Despite the large cast of over 20, a sense of emptiness and loss pervades Debbie Tucker Green’s short, powerful and hauntingly poignant new play which she also directs. Seated on hard wooden chairs (some inscribed, tombstone like, with the names of casualties) the audience surrounds the gravel-strewn oval playing space to hear fragmented testimony and the anguish behind it.
Inspired by the Truth and Reconciliation Commission set up in South Africa at the end of Apartheid, it casts its net further afield – embracing Rwanda in 2005, Northern Ireland in 1999, Bosnia in 1996 and Zimbabwe in 2007 as, accompanied by friends and family, the victims come to confront their former aggressors.
A South African woman has spent 22 years wondering what happened to her teenage daughter. No matter how painful, a Tutsi widow desperately needs to know details about her husband’s death at the hands of a Hutu killer. A pair of Serbian ex-soldiers comes face to face with the Bosnian woman one of them impregnated. An antagonistic Northern Irish mother shows no regret for the actions of her son.
Committed performances and sparse, fragmentary writing highlight the emotional complexity inherent in these attempts at restorative justice, leaving questions and stories hanging in the air, and, in the space of 60 minutes, add to the sense of hurt and damage which time has not yet healed.
– Louise Kingsley
Royal Court Theatre, Sloane Square, SW1W 8AS
020 7565 5000
Tube: Sloane Square
Until September 24
£20, Mondays £10

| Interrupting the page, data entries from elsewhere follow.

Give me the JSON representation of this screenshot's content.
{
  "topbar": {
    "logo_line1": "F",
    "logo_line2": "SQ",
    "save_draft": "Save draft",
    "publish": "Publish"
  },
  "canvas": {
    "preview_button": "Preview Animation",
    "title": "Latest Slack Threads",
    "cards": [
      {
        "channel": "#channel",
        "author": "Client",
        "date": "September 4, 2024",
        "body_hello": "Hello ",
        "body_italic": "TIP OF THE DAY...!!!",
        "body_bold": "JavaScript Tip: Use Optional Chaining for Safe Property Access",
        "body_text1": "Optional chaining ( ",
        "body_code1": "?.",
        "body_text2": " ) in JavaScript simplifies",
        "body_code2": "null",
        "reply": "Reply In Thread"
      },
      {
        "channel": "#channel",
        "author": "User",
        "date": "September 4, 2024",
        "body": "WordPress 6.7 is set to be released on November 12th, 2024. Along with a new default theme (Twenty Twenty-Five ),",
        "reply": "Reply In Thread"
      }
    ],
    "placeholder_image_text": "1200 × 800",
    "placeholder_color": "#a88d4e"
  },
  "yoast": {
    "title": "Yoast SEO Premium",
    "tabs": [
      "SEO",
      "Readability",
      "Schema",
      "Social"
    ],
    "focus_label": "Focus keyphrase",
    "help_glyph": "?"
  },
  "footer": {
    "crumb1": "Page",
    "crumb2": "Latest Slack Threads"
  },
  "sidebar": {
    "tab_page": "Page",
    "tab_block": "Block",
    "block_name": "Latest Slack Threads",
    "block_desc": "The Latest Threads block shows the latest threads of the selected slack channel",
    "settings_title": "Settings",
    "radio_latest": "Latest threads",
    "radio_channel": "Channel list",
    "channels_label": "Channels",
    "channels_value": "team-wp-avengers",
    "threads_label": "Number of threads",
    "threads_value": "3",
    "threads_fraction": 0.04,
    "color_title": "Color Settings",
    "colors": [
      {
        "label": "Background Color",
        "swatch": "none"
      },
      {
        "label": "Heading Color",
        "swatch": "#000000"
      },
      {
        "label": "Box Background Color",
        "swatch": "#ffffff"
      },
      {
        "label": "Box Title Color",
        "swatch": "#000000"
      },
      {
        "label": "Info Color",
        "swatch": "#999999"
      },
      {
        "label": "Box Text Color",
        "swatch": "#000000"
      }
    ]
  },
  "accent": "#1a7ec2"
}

Bussey Building, 133 Rye Lane, SE15 4ST
020 7565 5000
Rail: Peckham Rye
September 29 – October 15
Pay what you like on the door or £10 in advance